According to a new prediction made public on Wednesday by the International Energy Agency, Asia will use half of the world’s energy for the first time by 2025, despite Africa continuing to consume significantly less than its proportion of the global population.
China, a country of 1.4 billion people whose share of world consumption will increase from a quarter in 2015 to a third by the middle of this decade, will account for a large portion of Asia’s energy demand, according to the Paris-based organization.
According to Keisuke Sadamori, the IEA’s director of energy markets and security, China will consume more electricity than the European Union, the United States, and India.
In contrast, only 3% of the world’s power will be consumed in Africa in 2025, despite the continent being home to roughly a fifth of the planet’s nearly 8 billion people.
According to Sadamori, “this and the quickly expanding population suggest that there is still a significant need for expanded electrification in Africa.”
According to the IEA’s annual report, nuclear energy and renewable sources like wind and solar will supply most of the additional electricity generated globally over the next three years.
According to the report, this will stop the power sector’s greenhouse gas emissions from significantly increasing.
According to scientists, immediate dramatic reductions in emissions from all sources are required to prevent the average world temperature from rising by 1.5 degrees Celsius (2.7 degrees Fahrenheit) above pre-industrial levels.
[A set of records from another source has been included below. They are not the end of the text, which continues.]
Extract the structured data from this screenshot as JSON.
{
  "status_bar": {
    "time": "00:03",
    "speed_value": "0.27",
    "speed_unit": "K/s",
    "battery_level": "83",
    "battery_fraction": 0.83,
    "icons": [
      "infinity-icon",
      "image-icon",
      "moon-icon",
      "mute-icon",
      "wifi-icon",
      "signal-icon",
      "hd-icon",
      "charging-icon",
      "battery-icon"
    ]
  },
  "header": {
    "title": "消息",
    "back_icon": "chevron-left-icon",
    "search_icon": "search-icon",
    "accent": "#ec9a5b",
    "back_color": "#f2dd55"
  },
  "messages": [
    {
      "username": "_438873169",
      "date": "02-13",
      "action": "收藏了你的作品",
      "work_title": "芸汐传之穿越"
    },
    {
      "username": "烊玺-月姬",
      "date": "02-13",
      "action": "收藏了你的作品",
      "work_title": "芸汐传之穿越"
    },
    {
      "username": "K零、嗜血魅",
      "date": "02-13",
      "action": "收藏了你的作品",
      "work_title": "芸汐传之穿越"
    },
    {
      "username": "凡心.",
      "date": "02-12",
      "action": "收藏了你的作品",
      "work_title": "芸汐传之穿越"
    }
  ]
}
Since temperatures have increased by more than 1.1 C since the reference period, the 2015 Paris climate agreement’s stated goal seems more improbable.
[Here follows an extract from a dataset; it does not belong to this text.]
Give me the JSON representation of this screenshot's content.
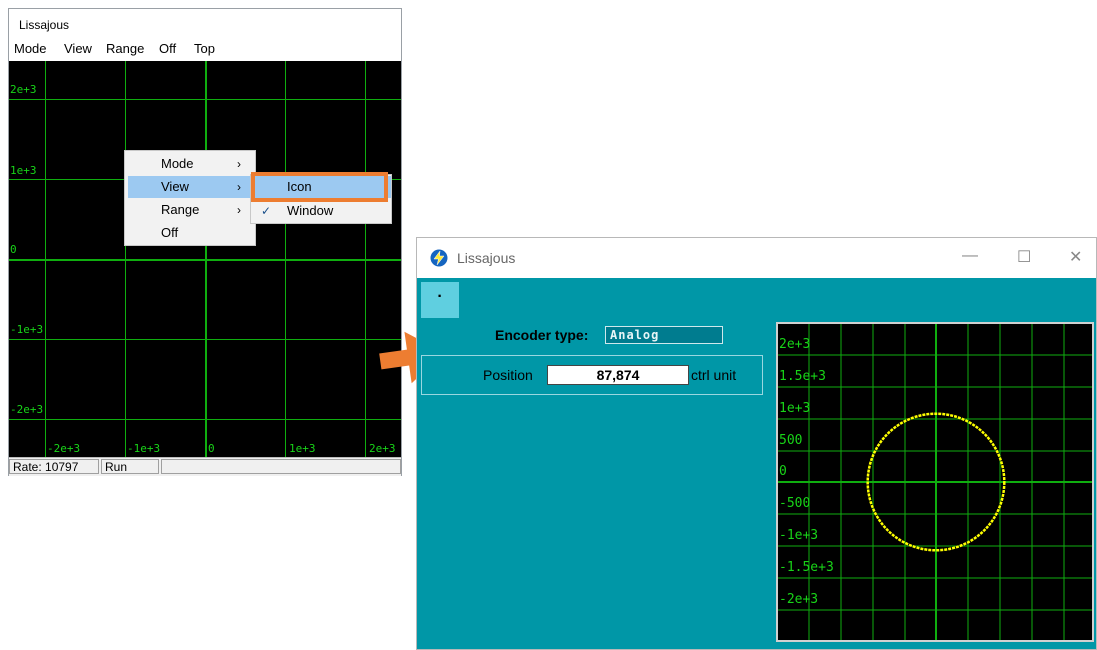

One method to achieve the aim is a complete switch away from fossil fuels like coal, gas, and oil in favor of low-carbon energy sources.
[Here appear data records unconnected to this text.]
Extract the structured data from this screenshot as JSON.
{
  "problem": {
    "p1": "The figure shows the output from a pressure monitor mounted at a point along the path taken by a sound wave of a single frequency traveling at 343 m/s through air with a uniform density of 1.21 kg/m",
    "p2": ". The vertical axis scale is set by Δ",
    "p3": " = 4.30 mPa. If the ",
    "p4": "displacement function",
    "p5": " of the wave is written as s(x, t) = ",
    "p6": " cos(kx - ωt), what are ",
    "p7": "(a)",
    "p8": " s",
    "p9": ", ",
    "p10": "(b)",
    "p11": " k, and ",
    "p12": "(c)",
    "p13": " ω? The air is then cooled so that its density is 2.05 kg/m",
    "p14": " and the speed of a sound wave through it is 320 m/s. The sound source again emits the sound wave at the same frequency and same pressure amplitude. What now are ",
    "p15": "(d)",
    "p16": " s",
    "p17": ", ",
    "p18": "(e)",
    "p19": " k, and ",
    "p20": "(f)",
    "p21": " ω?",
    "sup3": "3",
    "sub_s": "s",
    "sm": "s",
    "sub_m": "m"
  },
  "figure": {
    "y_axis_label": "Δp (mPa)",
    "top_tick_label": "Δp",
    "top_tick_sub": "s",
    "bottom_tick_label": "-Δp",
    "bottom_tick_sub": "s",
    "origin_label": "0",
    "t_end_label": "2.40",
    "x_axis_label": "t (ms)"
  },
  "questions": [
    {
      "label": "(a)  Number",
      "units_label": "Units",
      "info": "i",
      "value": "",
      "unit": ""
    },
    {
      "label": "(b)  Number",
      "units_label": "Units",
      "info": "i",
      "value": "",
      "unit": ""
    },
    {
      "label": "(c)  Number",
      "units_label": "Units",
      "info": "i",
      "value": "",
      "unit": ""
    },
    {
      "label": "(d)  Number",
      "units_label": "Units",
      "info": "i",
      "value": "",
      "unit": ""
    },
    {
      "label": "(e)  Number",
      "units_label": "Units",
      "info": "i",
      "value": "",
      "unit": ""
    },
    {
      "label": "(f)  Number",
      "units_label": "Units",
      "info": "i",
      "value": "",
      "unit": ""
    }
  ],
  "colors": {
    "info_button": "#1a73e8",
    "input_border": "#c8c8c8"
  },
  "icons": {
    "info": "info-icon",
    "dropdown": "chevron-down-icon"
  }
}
The IEA said that while some regions use less coal and gas to produce power, consumption is rising in other areas.
The 134-page report also advised policymakers to address that electricity demand and supply increasingly depend on the weather.
In addition to the drought in Europe, Sadamori noted that India experienced heat waves the previous year. “Similarly, heat waves and drought struck Central and Eastern China.
In December, there were numerous severe winter storms in the United States, which put tremendous stress on the electricity infrastructure in these areas.
The influence of weather events on electricity demand will increase as heating becomes more electrified as the clean energy transition picks up speed, according to the IEA, while the amount of weather-dependent renewables in the generation mix will keep increasing. Increased power system flexibility, network resilience, and supply security will be essential in such a society.